The first thing that I have to say to you about it is, that when you get this letter it will be over and done, and that I want you, for God's sake, not to make any fuss. No one will find my body and no one will care about it. You need not think it necessary to notify the newspapers--what I'm sending you here is literature and not journalism. I have no earthly belongings left except these MSS., upon which you will have to pay the toll. I have written to M----, a man who once did some typewriting for me, asking him to use a dollar he owes me in putting a notice in one of the papers. I suppose I owe that to the people out West.
I can't write you to-night--before God I can't; my head is going like a steel-mill, and I'm so
sick. You will get over this somehow, and go on and do your task and win. And if the memory of my prayer can help you, that will be something. Do the work of both of us if you can. Only, if you do pull through, remember my last cry--remember the young artist! There is no other fight so worth fighting--take it upon you--shout it day and night at them--what things they do with their young artists!
God bless you,
The above is the only tidings of him, excepting the extended accounts of his death which appeared in the New York Times and the New York World for June 10 and 11, 1902, and several letters which he wrote to other people. There remains only to say a few words as to the journal.
It is scrawled upon old note-books and loose sheets of paper. The matter, although a diary, contains odd bits of his writings--one of two letters to me which he had me send back, and some extracts from an essay which a friend of mine was offering at that time to magazines in the hope of placing it for him. There is a problem about the work which I leave to others to solve--how much of it was written as dated, and how much afterward, as a piece of art, as a testament of his sorrow. Parts of it have struck me as having been composed in the latter way, and the last pages, of course, imply as much.
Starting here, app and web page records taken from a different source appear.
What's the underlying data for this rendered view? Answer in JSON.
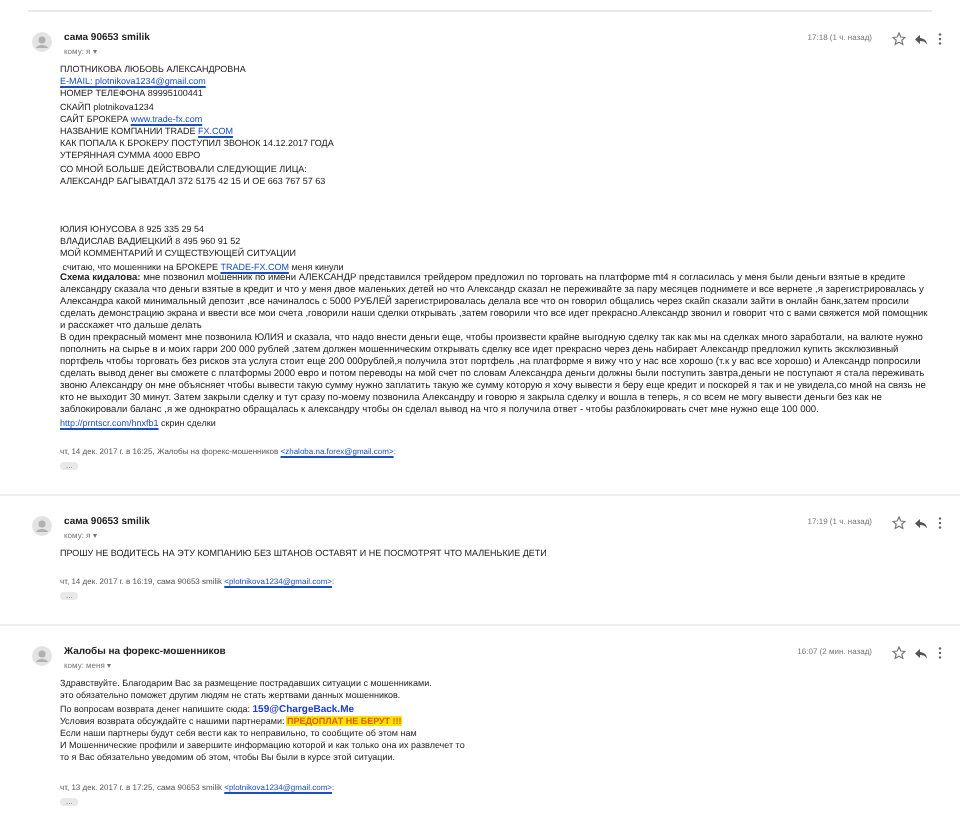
{
  "messages": [
    {
      "sender": "сама 90653 smilik",
      "recipient": "кому: я ▾",
      "time": "17:18 (1 ч. назад)",
      "starred": false,
      "body": [
        {
          "kind": "line",
          "parts": [
            {
              "kind": "plain",
              "text": "ПЛОТНИКОВА ЛЮБОВЬ АЛЕКСАНДРОВНА"
            }
          ]
        },
        {
          "kind": "line",
          "parts": [
            {
              "kind": "link",
              "text": "E-MAIL: plotnikova1234@gmail.com"
            }
          ]
        },
        {
          "kind": "line",
          "parts": [
            {
              "kind": "plain",
              "text": "НОМЕР ТЕЛЕФОНА 89995100441"
            }
          ]
        },
        {
          "kind": "line",
          "parts": [
            {
              "kind": "plain",
              "text": "СКАЙП plotnikova1234"
            }
          ]
        },
        {
          "kind": "line",
          "parts": [
            {
              "kind": "plain",
              "text": "САЙТ БРОКЕРА "
            },
            {
              "kind": "link",
              "text": "www.trade-fx.com"
            }
          ]
        },
        {
          "kind": "line",
          "parts": [
            {
              "kind": "plain",
              "text": "НАЗВАНИЕ КОМПАНИИ TRADE "
            },
            {
              "kind": "link",
              "text": "FX.COM"
            }
          ]
        },
        {
          "kind": "line",
          "parts": [
            {
              "kind": "plain",
              "text": "КАК ПОПАЛА К БРОКЕРУ ПОСТУПИЛ ЗВОНОК 14.12.2017 ГОДА"
            }
          ]
        },
        {
          "kind": "line",
          "parts": [
            {
              "kind": "plain",
              "text": "УТЕРЯННАЯ СУММА 4000 ЕВРО"
            }
          ]
        },
        {
          "kind": "line",
          "parts": [
            {
              "kind": "plain",
              "text": "СО МНОЙ БОЛЬШЕ ДЕЙСТВОВАЛИ СЛЕДУЮЩИЕ ЛИЦА:"
            }
          ]
        },
        {
          "kind": "line",
          "parts": [
            {
              "kind": "plain",
              "text": "АЛЕКСАНДР БАГЫВАТДАЛ 372 5175 42 15 И ОЕ 663 767 57 63"
            }
          ]
        },
        {
          "kind": "gap"
        },
        {
          "kind": "line",
          "parts": [
            {
              "kind": "plain",
              "text": "ЮЛИЯ ЮНУСОВА 8 925 335 29 54"
            }
          ]
        },
        {
          "kind": "line",
          "parts": [
            {
              "kind": "plain",
              "text": "ВЛАДИСЛАВ ВАДИЕЦКИЙ 8 495 960 91 52"
            }
          ]
        },
        {
          "kind": "line",
          "parts": [
            {
              "kind": "plain",
              "text": "МОЙ КОММЕНТАРИЙ И СУЩЕСТВУЮЩЕЙ СИТУАЦИИ"
            }
          ]
        },
        {
          "kind": "line",
          "parts": [
            {
              "kind": "plain",
              "text": " считаю, что мошенники на БРОКЕРЕ "
            },
            {
              "kind": "link",
              "text": "TRADE-FX.COM"
            },
            {
              "kind": "plain",
              "text": " меня кинули"
            }
          ]
        },
        {
          "kind": "paragraph",
          "text": "**Схема кидалова:** мне позвонил мошенник по имени АЛЕКСАНДР представился трейдером предложил по торговать на платформе mt4 я согласилась у меня были деньги взятые в кредите александру сказала что деньги взятые в кредит и что у меня двое маленьких детей но что Александр сказал не переживайте за пару месяцев поднимете и все вернете ,я зарегистрировалась у Александра какой минимальный депозит ,все начиналось с 5000 РУБЛЕЙ зарегистрировалась делала все что он говорил общались через скайп сказали зайти в онлайн банк,затем просили сделать демонстрацию экрана и ввести все мои счета ,говорили наши сделки открывать ,затем говорили что все идет прекрасно.Александр звонил и говорит что с вами свяжется мой помощник и расскажет что дальше делать"
        },
        {
          "kind": "paragraph",
          "text": " В один прекрасный момент мне позвонила ЮЛИЯ и сказала, что надо внести деньги еще, чтобы произвести крайне выгодную сделку так как мы на сделках много заработали, на валюте нужно пополнить на сырье в и моих гарри 200 000 рублей ,затем должен мошенническим открывать сделку все идет прекрасно через день набирает Александр  предложил купить эксклюзивный портфель чтобы торговать без рисков эта услуга стоит еще 200 000рублей,я получила этот портфель ,на платформе я вижу что у нас все хорошо (т.к у вас все хорошо) и Александр попросили сделать вывод денег вы сможете с платформы 2000 евро и потом переводы на мой счет по словам Александра деньги должны были поступить завтра,деньги не поступают я стала переживать звоню Александру он мне объясняет чтобы вывести такую сумму нужно заплатить такую же сумму которую я хочу вывести я беру еще кредит и поскорей я так и не увидела,со мной на связь не кто не выходит 30 минут. Затем закрыли сделку и тут сразу по-моему позвонила Александру и говорю я закрыла сделку и вошла в теперь, я со всем не могу вывести деньги без как не заблокировали баланс ,я же однократно обращалась к александру чтобы он сделал вывод на что я получила ответ - чтобы разблокировать счет мне нужно еще 100 000."
        },
        {
          "kind": "line",
          "parts": [
            {
              "kind": "link",
              "text": "http://prntscr.com/hnxfb1"
            },
            {
              "kind": "plain",
              "text": " скрин сделки"
            }
          ]
        }
      ],
      "quote": {
        "prefix": "чт, 14 дек. 2017 г. в 16:25, Жалобы на форекс-мошенников ",
        "address": "<zhaloba.na.forex@gmail.com>",
        "suffix": ":"
      },
      "trimmed": "..."
    },
    {
      "sender": "сама 90653 smilik",
      "recipient": "кому: я ▾",
      "time": "17:19 (1 ч. назад)",
      "starred": false,
      "body": [
        {
          "kind": "line",
          "parts": [
            {
              "kind": "plain",
              "text": "ПРОШУ НЕ ВОДИТЕСЬ НА ЭТУ КОМПАНИЮ БЕЗ ШТАНОВ ОСТАВЯТ И НЕ ПОСМОТРЯТ ЧТО МАЛЕНЬКИЕ ДЕТИ"
            }
          ]
        }
      ],
      "quote": {
        "prefix": "чт, 14 дек. 2017 г. в 16:19, сама 90653 smilik ",
        "address": "<plotnikova1234@gmail.com>",
        "suffix": ":"
      },
      "trimmed": "..."
    },
    {
      "sender": "Жалобы на форекс-мошенников",
      "recipient": "кому: меня ▾",
      "time": "16:07 (2 мин. назад)",
      "starred": false,
      "body": [
        {
          "kind": "line",
          "parts": [
            {
              "kind": "plain",
              "text": "Здравствуйте. Благодарим Вас за размещение пострадавших ситуации с мошенниками."
            }
          ]
        },
        {
          "kind": "line",
          "parts": [
            {
              "kind": "plain",
              "text": "это обязательно поможет другим людям не стать жертвами данных мошенников."
            }
          ]
        },
        {
          "kind": "line",
          "parts": [
            {
              "kind": "plain",
              "text": "По вопросам возврата денег напишите сюда: "
            },
            {
              "kind": "strong-link",
              "text": "159@ChargeBack.Me"
            }
          ]
        },
        {
          "kind": "line",
          "parts": [
            {
              "kind": "plain",
              "text": "Условия возврата обсуждайте с нашими партнерами: "
            },
            {
              "kind": "highlight",
              "text": "ПРЕДОПЛАТ НЕ БЕРУТ !!!"
            }
          ]
        },
        {
          "kind": "line",
          "parts": [
            {
              "kind": "plain",
              "text": "Если наши партнеры будут себя вести как то неправильно, то сообщите об этом нам"
            }
          ]
        },
        {
          "kind": "line",
          "parts": [
            {
              "kind": "plain",
              "text": "И Мошеннические профили и завершите информацию которой и как только она их развлечет то"
            }
          ]
        },
        {
          "kind": "line",
          "parts": [
            {
              "kind": "plain",
              "text": "то я Вас обязательно уведомим об этом, чтобы Вы были в курсе этой ситуации."
            }
          ]
        }
      ],
      "quote": {
        "prefix": "чт, 13 дек. 2017 г. в 17:25, сама 90653 smilik ",
        "address": "<plotnikova1234@gmail.com>",
        "suffix": ":"
      },
      "trimmed": "..."
    }
  ]
}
Extraordinary pages they are to me. That a man who was about to take his life should have written them is one of the strangest cases of artistic absorption I know of in literature. But Arthur Stirling was a man lost in his art just so--so full of it, so drunk with it, that nothing in life had other meaning to him. To quote the words he loved, from the last of his heroes, he longed for excellence "as the lion longs for his food."
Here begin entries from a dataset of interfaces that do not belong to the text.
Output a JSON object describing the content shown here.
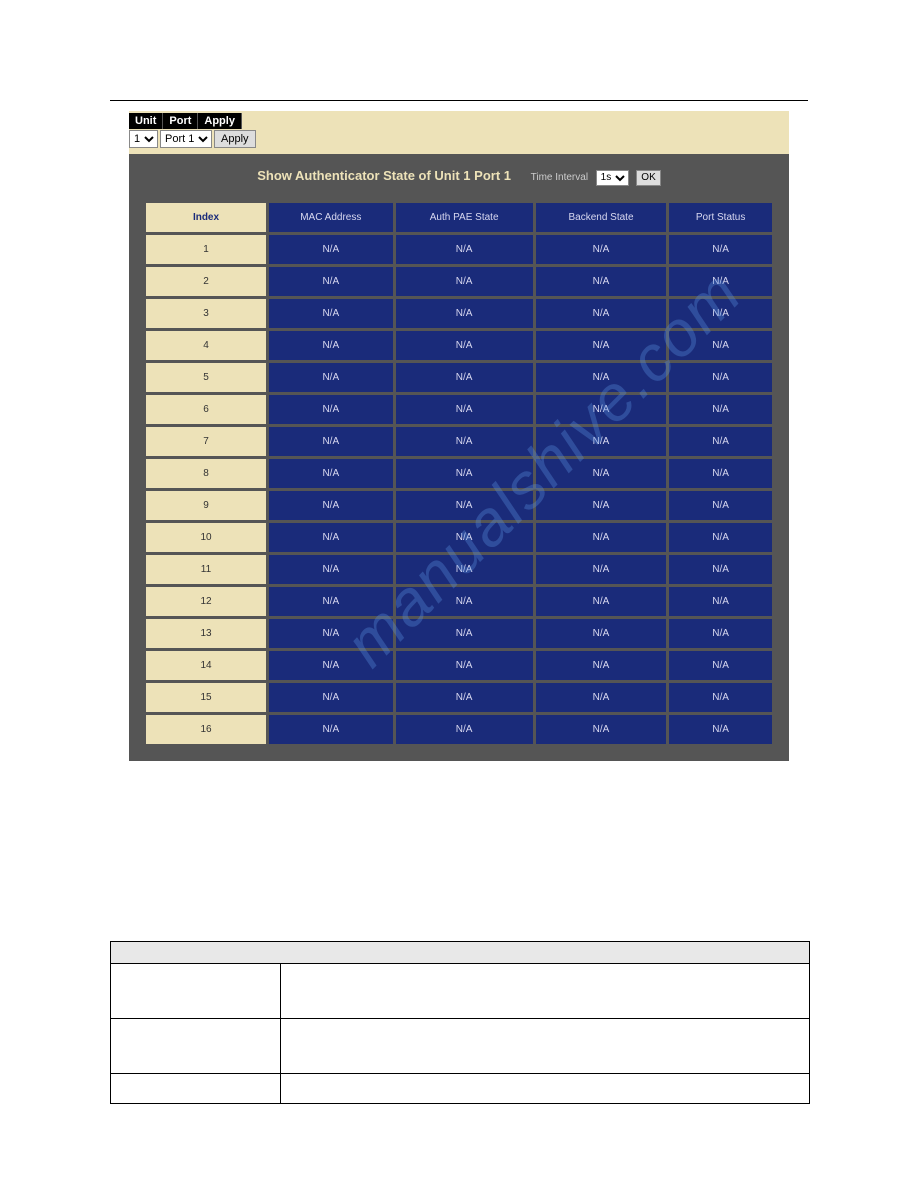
{
  "controls": {
    "unit_label": "Unit",
    "port_label": "Port",
    "apply_label": "Apply",
    "unit_value": "1",
    "port_value": "Port 1",
    "apply_btn": "Apply"
  },
  "title": {
    "main": "Show Authenticator State of Unit 1 Port 1",
    "interval_label": "Time Interval",
    "interval_value": "1s",
    "ok": "OK"
  },
  "columns": {
    "index": "Index",
    "mac": "MAC Address",
    "pae": "Auth PAE State",
    "backend": "Backend State",
    "status": "Port Status"
  },
  "rows": [
    {
      "idx": "1",
      "mac": "N/A",
      "pae": "N/A",
      "backend": "N/A",
      "status": "N/A"
    },
    {
      "idx": "2",
      "mac": "N/A",
      "pae": "N/A",
      "backend": "N/A",
      "status": "N/A"
    },
    {
      "idx": "3",
      "mac": "N/A",
      "pae": "N/A",
      "backend": "N/A",
      "status": "N/A"
    },
    {
      "idx": "4",
      "mac": "N/A",
      "pae": "N/A",
      "backend": "N/A",
      "status": "N/A"
    },
    {
      "idx": "5",
      "mac": "N/A",
      "pae": "N/A",
      "backend": "N/A",
      "status": "N/A"
    },
    {
      "idx": "6",
      "mac": "N/A",
      "pae": "N/A",
      "backend": "N/A",
      "status": "N/A"
    },
    {
      "idx": "7",
      "mac": "N/A",
      "pae": "N/A",
      "backend": "N/A",
      "status": "N/A"
    },
    {
      "idx": "8",
      "mac": "N/A",
      "pae": "N/A",
      "backend": "N/A",
      "status": "N/A"
    },
    {
      "idx": "9",
      "mac": "N/A",
      "pae": "N/A",
      "backend": "N/A",
      "status": "N/A"
    },
    {
      "idx": "10",
      "mac": "N/A",
      "pae": "N/A",
      "backend": "N/A",
      "status": "N/A"
    },
    {
      "idx": "11",
      "mac": "N/A",
      "pae": "N/A",
      "backend": "N/A",
      "status": "N/A"
    },
    {
      "idx": "12",
      "mac": "N/A",
      "pae": "N/A",
      "backend": "N/A",
      "status": "N/A"
    },
    {
      "idx": "13",
      "mac": "N/A",
      "pae": "N/A",
      "backend": "N/A",
      "status": "N/A"
    },
    {
      "idx": "14",
      "mac": "N/A",
      "pae": "N/A",
      "backend": "N/A",
      "status": "N/A"
    },
    {
      "idx": "15",
      "mac": "N/A",
      "pae": "N/A",
      "backend": "N/A",
      "status": "N/A"
    },
    {
      "idx": "16",
      "mac": "N/A",
      "pae": "N/A",
      "backend": "N/A",
      "status": "N/A"
    }
  ],
  "watermark": "manualshive.com"
}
So he lived and so he worked; the world had no use for his work, and so he died.
NEW YORK, November 15, 1902.
* * * * * * * * * * * * READER:
I do not know if "The Valley of the Shadow" means to you what it means to me; I do not know if it means anything at all to you. But I have sought long and far for these words, to utter an all but unutterable thought.
When you walk in the forest you do not count the lives that you tread into nothingness. When you rejoice with the springtime you do not hear the cries of the young things that are choked and beaten down and dying. When you watch the wild thing in your snare you do not know the meaning of the torn limbs, and the throbbing heart, and the awful silence of the creature trapped. When you go where the poor live, and see thin faces and hungry eyes and crouching limbs, you do not think of these things either.
But I, reader--I dwell in the Valley of the Shadow.
Sometimes it is silent in my Valley, and the creatures sit in terror of their own voices; sometimes there are screams that pierce the sky; but there is never any answer in my Valley. There are quivering hands there, and racked limbs, and aching hearts, and panting souls. There is gasping struggle, glaring failure--maniac despair. For over my Valley rolls The Shadow
, a giant thing, moving with the weight of mountains. And you stare at it, you feel it; you scream, you pray, you weep; you hold up your hands to your God, you grow mad; but the Shadow moves like Time, like the sun, and the planets in the sky. It rolls over you, and it rolls on; and then you cry out no more.
It is that way in my Valley. The Shadow is the Shadow of Death.